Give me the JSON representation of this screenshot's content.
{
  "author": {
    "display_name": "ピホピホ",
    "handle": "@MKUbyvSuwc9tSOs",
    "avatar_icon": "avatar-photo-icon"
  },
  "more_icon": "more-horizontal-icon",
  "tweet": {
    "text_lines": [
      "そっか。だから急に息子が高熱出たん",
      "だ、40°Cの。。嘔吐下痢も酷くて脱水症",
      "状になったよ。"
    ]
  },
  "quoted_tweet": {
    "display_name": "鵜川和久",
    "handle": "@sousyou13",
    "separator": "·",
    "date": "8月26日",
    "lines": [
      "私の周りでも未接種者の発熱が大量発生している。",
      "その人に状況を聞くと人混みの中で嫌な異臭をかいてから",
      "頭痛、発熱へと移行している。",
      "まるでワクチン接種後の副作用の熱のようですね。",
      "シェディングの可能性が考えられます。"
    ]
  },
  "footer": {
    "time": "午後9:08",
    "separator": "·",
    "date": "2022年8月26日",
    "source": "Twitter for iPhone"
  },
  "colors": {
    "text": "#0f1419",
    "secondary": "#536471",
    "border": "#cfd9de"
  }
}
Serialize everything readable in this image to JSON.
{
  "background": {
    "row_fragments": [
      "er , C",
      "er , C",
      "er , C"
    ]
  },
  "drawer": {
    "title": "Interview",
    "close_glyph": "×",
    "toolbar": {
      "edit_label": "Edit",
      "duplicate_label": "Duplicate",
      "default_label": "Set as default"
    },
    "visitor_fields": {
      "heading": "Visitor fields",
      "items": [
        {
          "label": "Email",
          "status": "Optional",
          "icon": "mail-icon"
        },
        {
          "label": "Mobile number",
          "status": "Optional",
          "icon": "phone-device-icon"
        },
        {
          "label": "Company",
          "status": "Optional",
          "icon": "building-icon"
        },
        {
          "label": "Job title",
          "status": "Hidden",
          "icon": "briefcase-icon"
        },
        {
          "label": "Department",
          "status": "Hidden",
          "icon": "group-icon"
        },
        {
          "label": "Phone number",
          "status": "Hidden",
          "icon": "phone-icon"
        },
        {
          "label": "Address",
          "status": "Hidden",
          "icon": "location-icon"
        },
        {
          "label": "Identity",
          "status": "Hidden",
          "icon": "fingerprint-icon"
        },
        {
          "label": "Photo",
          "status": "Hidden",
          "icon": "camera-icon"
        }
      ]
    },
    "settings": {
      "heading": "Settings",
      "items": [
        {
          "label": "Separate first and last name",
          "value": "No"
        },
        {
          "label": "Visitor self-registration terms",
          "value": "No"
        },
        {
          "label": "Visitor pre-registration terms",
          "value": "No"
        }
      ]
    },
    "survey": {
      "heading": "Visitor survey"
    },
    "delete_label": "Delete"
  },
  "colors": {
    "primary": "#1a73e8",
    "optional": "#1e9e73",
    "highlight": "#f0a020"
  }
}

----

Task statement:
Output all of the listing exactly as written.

Answer space:
Give me the JSON representation of this screenshot's content.
{
  "author": {
    "display_name": "ピホピホ",
    "handle": "@MKUbyvSuwc9tSOs",
    "avatar_icon": "avatar-photo-icon"
  },
  "more_icon": "more-horizontal-icon",
  "tweet": {
    "text_lines": [
      "そっか。だから急に息子が高熱出たん",
      "だ、40°Cの。。嘔吐下痢も酷くて脱水症",
      "状になったよ。"
    ]
  },
  "quoted_tweet": {
    "display_name": "鵜川和久",
    "handle": "@sousyou13",
    "separator": "·",
    "date": "8月26日",
    "lines": [
      "私の周りでも未接種者の発熱が大量発生している。",
      "その人に状況を聞くと人混みの中で嫌な異臭をかいてから",
      "頭痛、発熱へと移行している。",
      "まるでワクチン接種後の副作用の熱のようですね。",
      "シェディングの可能性が考えられます。"
    ]
  },
  "footer": {
    "time": "午後9:08",
    "separator": "·",
    "date": "2022年8月26日",
    "source": "Twitter for iPhone"
  },
  "colors": {
    "text": "#0f1419",
    "secondary": "#536471",
    "border": "#cfd9de"
  }
}
Serialize everything readable in this image to JSON.
{
  "background": {
    "row_fragments": [
      "er , C",
      "er , C",
      "er , C"
    ]
  },
  "drawer": {
    "title": "Interview",
    "close_glyph": "×",
    "toolbar": {
      "edit_label": "Edit",
      "duplicate_label": "Duplicate",
      "default_label": "Set as default"
    },
    "visitor_fields": {
      "heading": "Visitor fields",
      "items": [
        {
          "label": "Email",
          "status": "Optional",
          "icon": "mail-icon"
        },
        {
          "label": "Mobile number",
          "status": "Optional",
          "icon": "phone-device-icon"
        },
        {
          "label": "Company",
          "status": "Optional",
          "icon": "building-icon"
        },
        {
          "label": "Job title",
          "status": "Hidden",
          "icon": "briefcase-icon"
        },
        {
          "label": "Department",
          "status": "Hidden",
          "icon": "group-icon"
        },
        {
          "label": "Phone number",
          "status": "Hidden",
          "icon": "phone-icon"
        },
        {
          "label": "Address",
          "status": "Hidden",
          "icon": "location-icon"
        },
        {
          "label": "Identity",
          "status": "Hidden",
          "icon": "fingerprint-icon"
        },
        {
          "label": "Photo",
          "status": "Hidden",
          "icon": "camera-icon"
        }
      ]
    },
    "settings": {
      "heading": "Settings",
      "items": [
        {
          "label": "Separate first and last name",
          "value": "No"
        },
        {
          "label": "Visitor self-registration terms",
          "value": "No"
        },
        {
          "label": "Visitor pre-registration terms",
          "value": "No"
        }
      ]
    },
    "survey": {
      "heading": "Visitor survey"
    },
    "delete_label": "Delete"
  },
  "colors": {
    "primary": "#1a73e8",
    "optional": "#1e9e73",
    "highlight": "#f0a020"
  }
}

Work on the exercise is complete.